* TASK PROMPT *
Check every line of the data below for the string "Backup", and copy the ones that hold it.

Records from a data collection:
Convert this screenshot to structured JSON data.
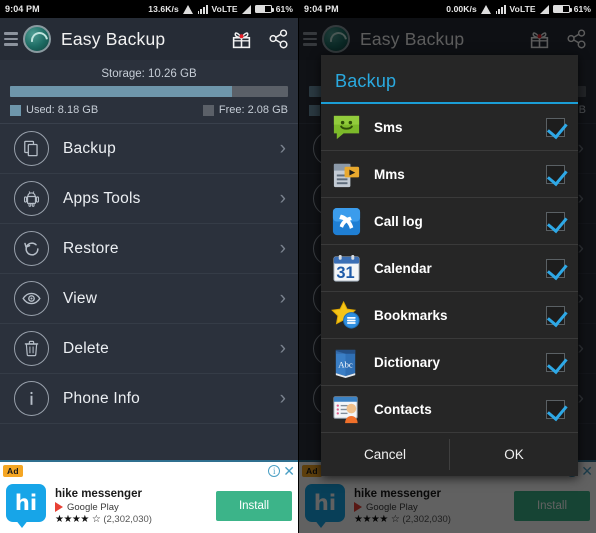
{
  "status_bar": {
    "time": "9:04 PM",
    "speed_left": "13.6K/s",
    "speed_right": "0.00K/s",
    "network": "VoLTE",
    "battery": "61%"
  },
  "app_bar": {
    "title": "Easy Backup",
    "menu_icon": "hamburger-icon",
    "logo_icon": "app-logo-icon",
    "gift_icon": "gift-icon",
    "share_icon": "share-icon"
  },
  "storage": {
    "title": "Storage: 10.26 GB",
    "used_label": "Used: 8.18 GB",
    "free_label": "Free: 2.08 GB",
    "used_percent": 80,
    "used_color": "#6e96ab",
    "free_color": "#5b6068"
  },
  "menu": {
    "items": [
      {
        "label": "Backup",
        "icon": "documents-copy-icon"
      },
      {
        "label": "Apps Tools",
        "icon": "android-robot-icon"
      },
      {
        "label": "Restore",
        "icon": "restore-arrow-icon"
      },
      {
        "label": "View",
        "icon": "eye-icon"
      },
      {
        "label": "Delete",
        "icon": "trash-icon"
      },
      {
        "label": "Phone Info",
        "icon": "info-icon"
      }
    ],
    "chevron": "›"
  },
  "ad": {
    "badge": "Ad",
    "info_icon": "info-circle-icon",
    "close_icon": "close-icon",
    "app_icon_text": "hi",
    "app_name": "hike messenger",
    "store": "Google Play",
    "stars": "★★★★",
    "half_star": "☆",
    "rating_count": "(2,302,030)",
    "install_label": "Install"
  },
  "dialog": {
    "title": "Backup",
    "accent": "#2aaae0",
    "items": [
      {
        "label": "Sms",
        "icon": "sms-bubble-icon",
        "checked": true
      },
      {
        "label": "Mms",
        "icon": "mms-media-icon",
        "checked": true
      },
      {
        "label": "Call log",
        "icon": "phone-call-icon",
        "checked": true
      },
      {
        "label": "Calendar",
        "icon": "calendar-31-icon",
        "checked": true
      },
      {
        "label": "Bookmarks",
        "icon": "star-bookmark-icon",
        "checked": true
      },
      {
        "label": "Dictionary",
        "icon": "dictionary-book-icon",
        "checked": true
      },
      {
        "label": "Contacts",
        "icon": "contacts-card-icon",
        "checked": true
      }
    ],
    "cancel_label": "Cancel",
    "ok_label": "OK"
  }
}
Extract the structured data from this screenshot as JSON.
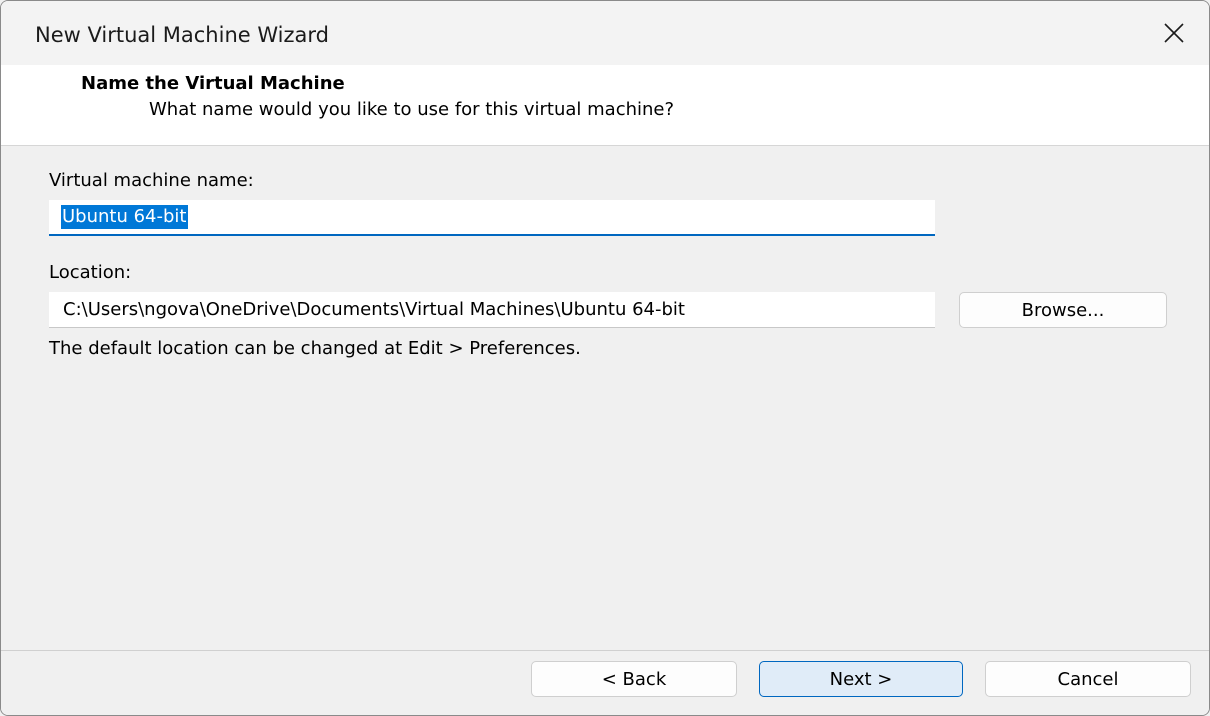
{
  "window": {
    "title": "New Virtual Machine Wizard"
  },
  "header": {
    "title": "Name the Virtual Machine",
    "subtitle": "What name would you like to use for this virtual machine?"
  },
  "form": {
    "name_label": "Virtual machine name:",
    "name_value": "Ubuntu 64-bit",
    "location_label": "Location:",
    "location_value": "C:\\Users\\ngova\\OneDrive\\Documents\\Virtual Machines\\Ubuntu 64-bit",
    "browse_label": "Browse...",
    "hint": "The default location can be changed at Edit > Preferences."
  },
  "footer": {
    "back_label": "< Back",
    "next_label": "Next >",
    "cancel_label": "Cancel"
  },
  "colors": {
    "accent": "#0067c0",
    "selection": "#0078d7"
  }
}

* ANSWER FOR THIS EXERCISE *
    "title": "Easy Backup",
        "label": "Backup",
    "title": "Backup",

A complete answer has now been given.